*EXERCISE REQUIREMENTS*
Exact retyping of the data: please keep every word and drop each picture.

*DATASET ENTRIES*
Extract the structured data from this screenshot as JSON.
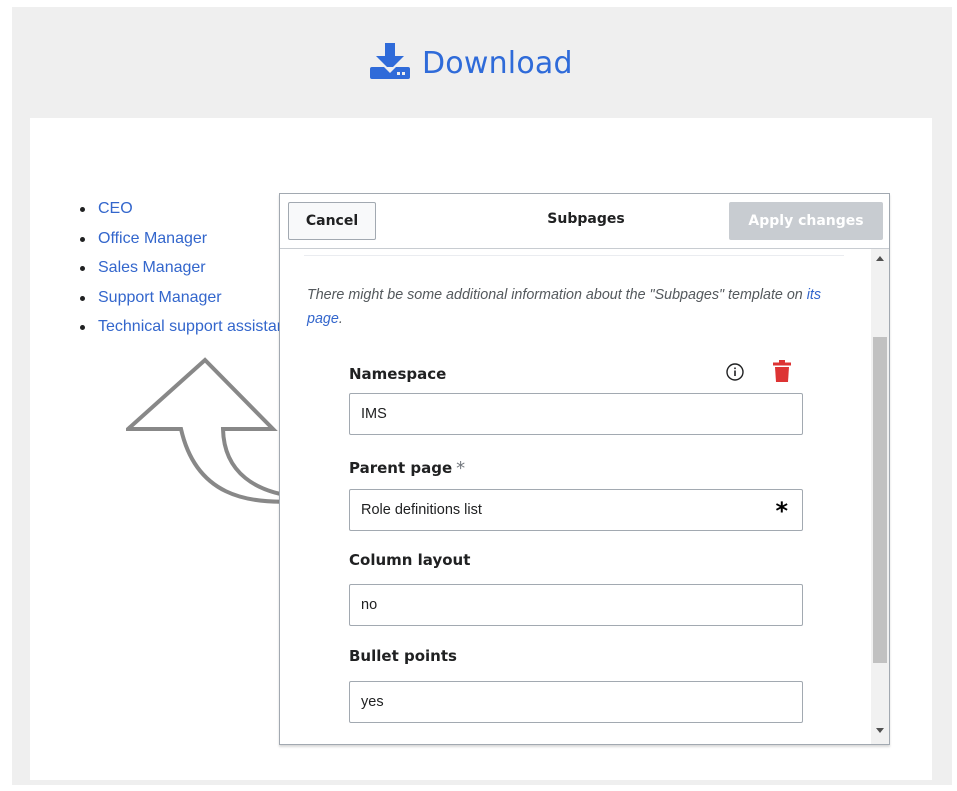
{
  "download": {
    "label": "Download",
    "icon": "download-icon"
  },
  "page_list": {
    "items": [
      {
        "label": "CEO"
      },
      {
        "label": "Office Manager"
      },
      {
        "label": "Sales Manager"
      },
      {
        "label": "Support Manager"
      },
      {
        "label": "Technical support assistant"
      }
    ]
  },
  "dialog": {
    "title": "Subpages",
    "cancel_label": "Cancel",
    "apply_label": "Apply changes",
    "info_prefix": "There might be some additional information about the \"Subpages\" template on ",
    "info_link": "its page",
    "info_suffix": ".",
    "fields": [
      {
        "label": "Namespace",
        "value": "IMS"
      },
      {
        "label": "Parent page",
        "required_mark": "*",
        "value": "Role definitions list",
        "value_mark": "*"
      },
      {
        "label": "Column layout",
        "value": "no"
      },
      {
        "label": "Bullet points",
        "value": "yes"
      }
    ]
  },
  "colors": {
    "link": "#3366cc",
    "download": "#2f6bd9",
    "delete": "#d33",
    "apply_disabled": "#c8ccd1",
    "background": "#efefef"
  }
}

*RESULT OF THE EXERCISE*
Extract the structured data from this screenshot as JSON.
{
  "download": {
    "label": "Download",
    "icon": "download-icon"
  },
  "page_list": {
    "items": [
      {
        "label": "CEO"
      },
      {
        "label": "Office Manager"
      },
      {
        "label": "Sales Manager"
      },
      {
        "label": "Support Manager"
      },
      {
        "label": "Technical support assistant"
      }
    ]
  },
  "dialog": {
    "title": "Subpages",
    "cancel_label": "Cancel",
    "apply_label": "Apply changes",
    "info_prefix": "There might be some additional information about the \"Subpages\" template on ",
    "info_link": "its page",
    "info_suffix": ".",
    "fields": [
      {
        "label": "Namespace",
        "value": "IMS"
      },
      {
        "label": "Parent page",
        "required_mark": "*",
        "value": "Role definitions list",
        "value_mark": "*"
      },
      {
        "label": "Column layout",
        "value": "no"
      },
      {
        "label": "Bullet points",
        "value": "yes"
      }
    ]
  },
  "colors": {
    "link": "#3366cc",
    "download": "#2f6bd9",
    "delete": "#d33",
    "apply_disabled": "#c8ccd1",
    "background": "#efefef"
  }
}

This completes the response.